GIVEN INFORMATION below:
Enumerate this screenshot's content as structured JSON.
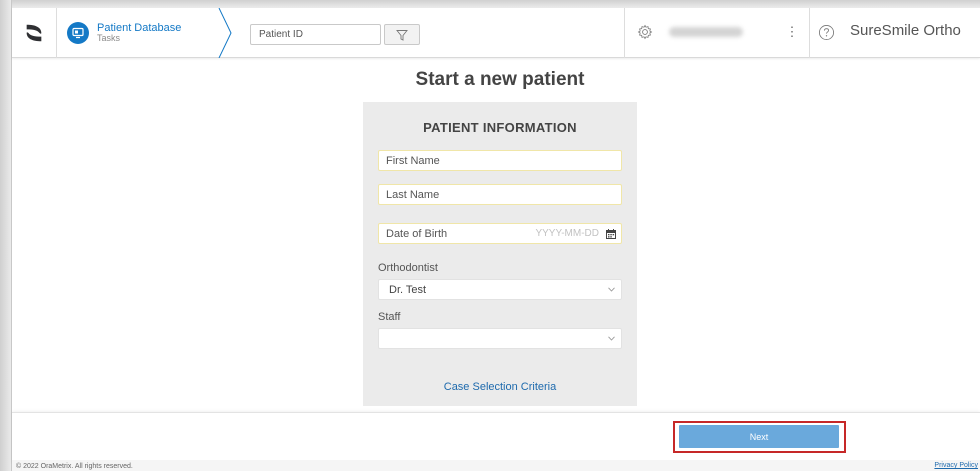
{
  "header": {
    "nav_title": "Patient Database",
    "nav_subtitle": "Tasks",
    "patient_id_placeholder": "Patient ID",
    "kebab": "⋮",
    "brand": "SureSmile Ortho"
  },
  "main": {
    "page_title": "Start a new patient",
    "panel_title": "PATIENT INFORMATION",
    "first_name_placeholder": "First Name",
    "last_name_placeholder": "Last Name",
    "dob_label": "Date of Birth",
    "dob_hint": "YYYY-MM-DD",
    "orthodontist_label": "Orthodontist",
    "orthodontist_value": "Dr. Test",
    "staff_label": "Staff",
    "staff_value": "",
    "case_link": "Case Selection Criteria"
  },
  "footer": {
    "next_label": "Next",
    "copyright": "© 2022 OraMetrix. All rights reserved.",
    "privacy": "Privacy Policy"
  },
  "colors": {
    "accent": "#1479c6",
    "next_button": "#6aa9dc",
    "highlight": "#c62828",
    "panel_bg": "#ebebeb"
  },
  "icons": {
    "logo": "suresmile-logo-icon",
    "database": "database-icon",
    "filter": "filter-icon",
    "settings": "gear-icon",
    "help": "help-icon",
    "calendar": "calendar-icon",
    "select": "chevron-down-icon"
  }
}
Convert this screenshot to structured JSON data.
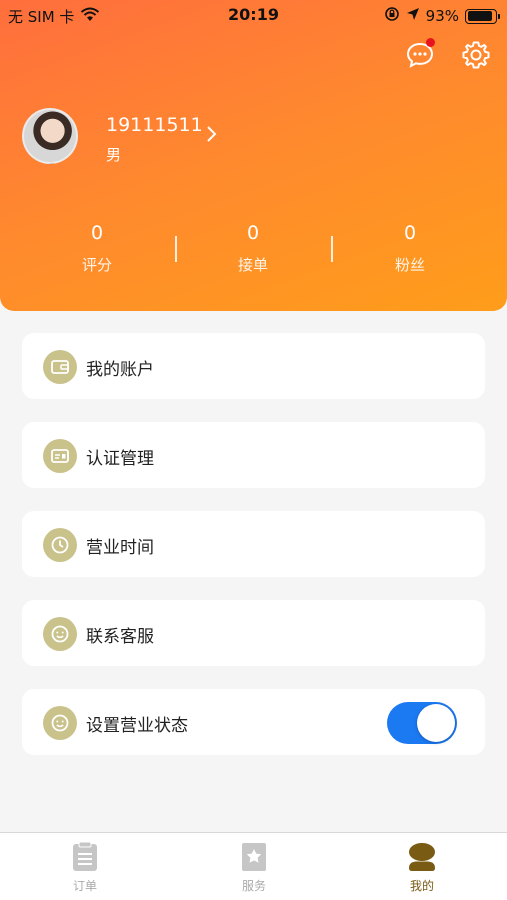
{
  "status_bar": {
    "carrier": "无 SIM 卡",
    "time": "20:19",
    "battery": "93%",
    "icons": [
      "wifi-icon",
      "orientation-lock-icon",
      "location-arrow-icon",
      "battery-icon"
    ]
  },
  "header": {
    "icons": [
      "message-bubble-icon",
      "gear-icon"
    ],
    "has_unread_message": true
  },
  "profile": {
    "username": "19111511",
    "gender": "男"
  },
  "stats": [
    {
      "value": "0",
      "label": "评分"
    },
    {
      "value": "0",
      "label": "接单"
    },
    {
      "value": "0",
      "label": "粉丝"
    }
  ],
  "menu": [
    {
      "label": "我的账户",
      "icon": "wallet-icon"
    },
    {
      "label": "认证管理",
      "icon": "id-card-icon"
    },
    {
      "label": "营业时间",
      "icon": "clock-icon"
    },
    {
      "label": "联系客服",
      "icon": "smiley-support-icon"
    },
    {
      "label": "设置营业状态",
      "icon": "smiley-status-icon",
      "toggle_on": true
    }
  ],
  "tabbar": [
    {
      "label": "订单",
      "icon": "order-list-icon",
      "active": false
    },
    {
      "label": "服务",
      "icon": "star-bookmark-icon",
      "active": false
    },
    {
      "label": "我的",
      "icon": "user-profile-icon",
      "active": true
    }
  ],
  "colors": {
    "header_gradient_start": "#ff6e3d",
    "header_gradient_end": "#ff9d1a",
    "menu_icon_bg": "#c9c28b",
    "toggle_on": "#1b79f2",
    "tab_active": "#7a5b13",
    "tab_inactive": "#aaaaaa",
    "badge_red": "#e8131d"
  }
}
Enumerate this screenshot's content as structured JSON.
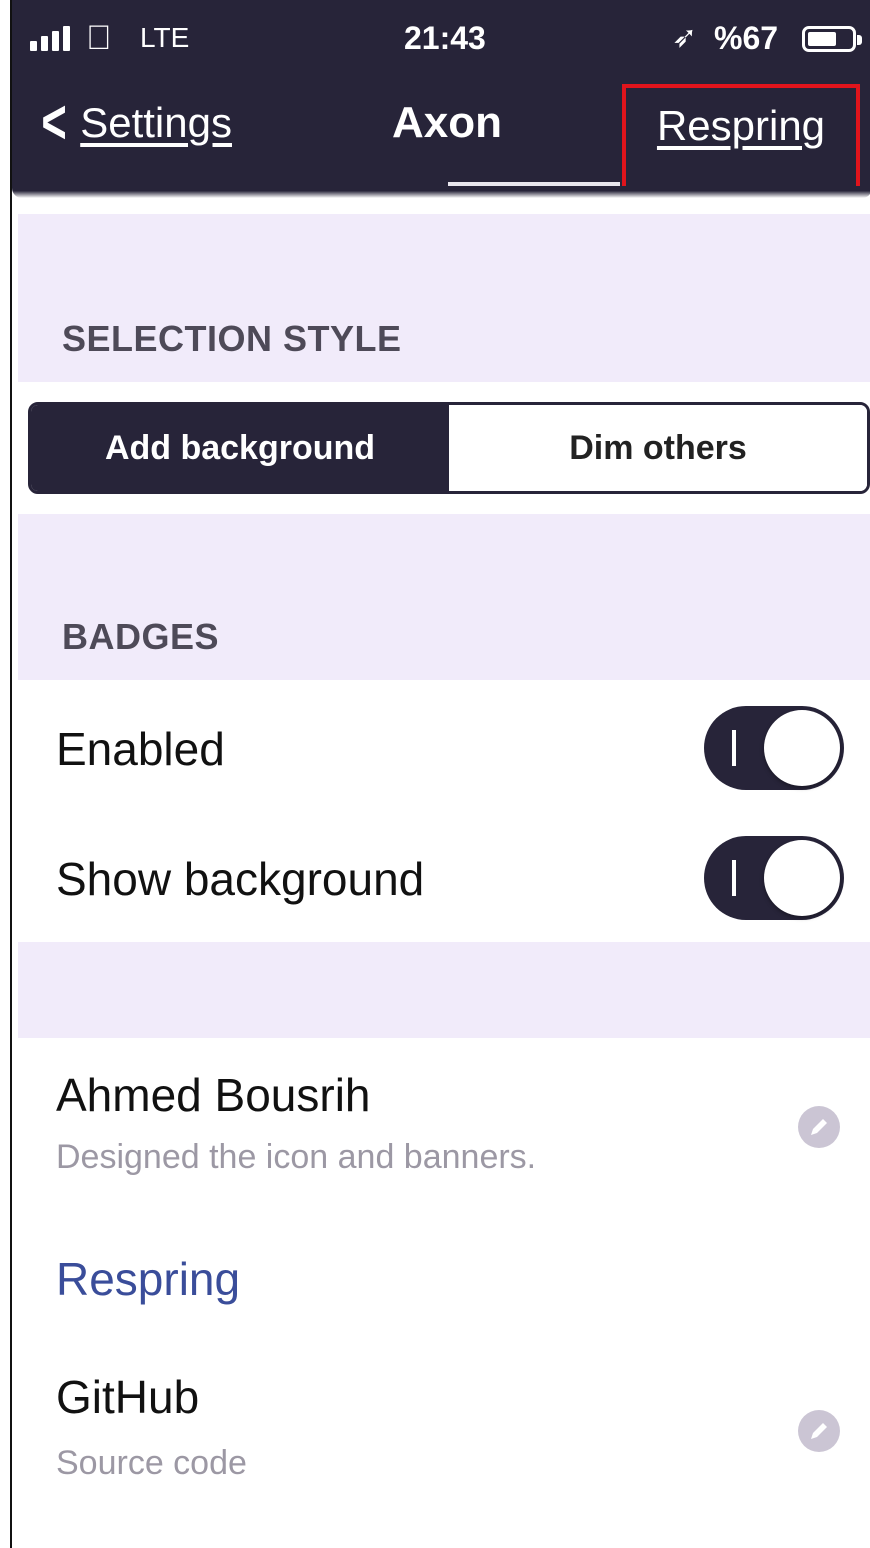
{
  "status_bar": {
    "carrier_icon": "apple-icon",
    "network": "LTE",
    "time": "21:43",
    "location_icon": "location-arrow-icon",
    "battery_percent": "%67",
    "battery_level": 0.67
  },
  "nav": {
    "back_label": "Settings",
    "title": "Axon",
    "right_button": "Respring",
    "highlight_color": "#e0141c"
  },
  "selection_style": {
    "header": "SELECTION STYLE",
    "options": [
      "Add background",
      "Dim others"
    ],
    "selected_index": 0
  },
  "badges": {
    "header": "BADGES",
    "rows": [
      {
        "label": "Enabled",
        "on": true
      },
      {
        "label": "Show background",
        "on": true
      }
    ]
  },
  "credits": {
    "name": "Ahmed Bousrih",
    "description": "Designed the icon and banners."
  },
  "links": {
    "respring": "Respring",
    "github_title": "GitHub",
    "github_sub": "Source code"
  },
  "colors": {
    "nav_bg": "#272439",
    "section_bg": "#f1ebfa",
    "link": "#3a4d9a"
  }
}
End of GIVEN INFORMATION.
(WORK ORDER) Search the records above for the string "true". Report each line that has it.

(EXPECTED ANSWER)
    "has_unread_message": true
      "toggle_on": true
      "active": true
        "on": true
        "on": true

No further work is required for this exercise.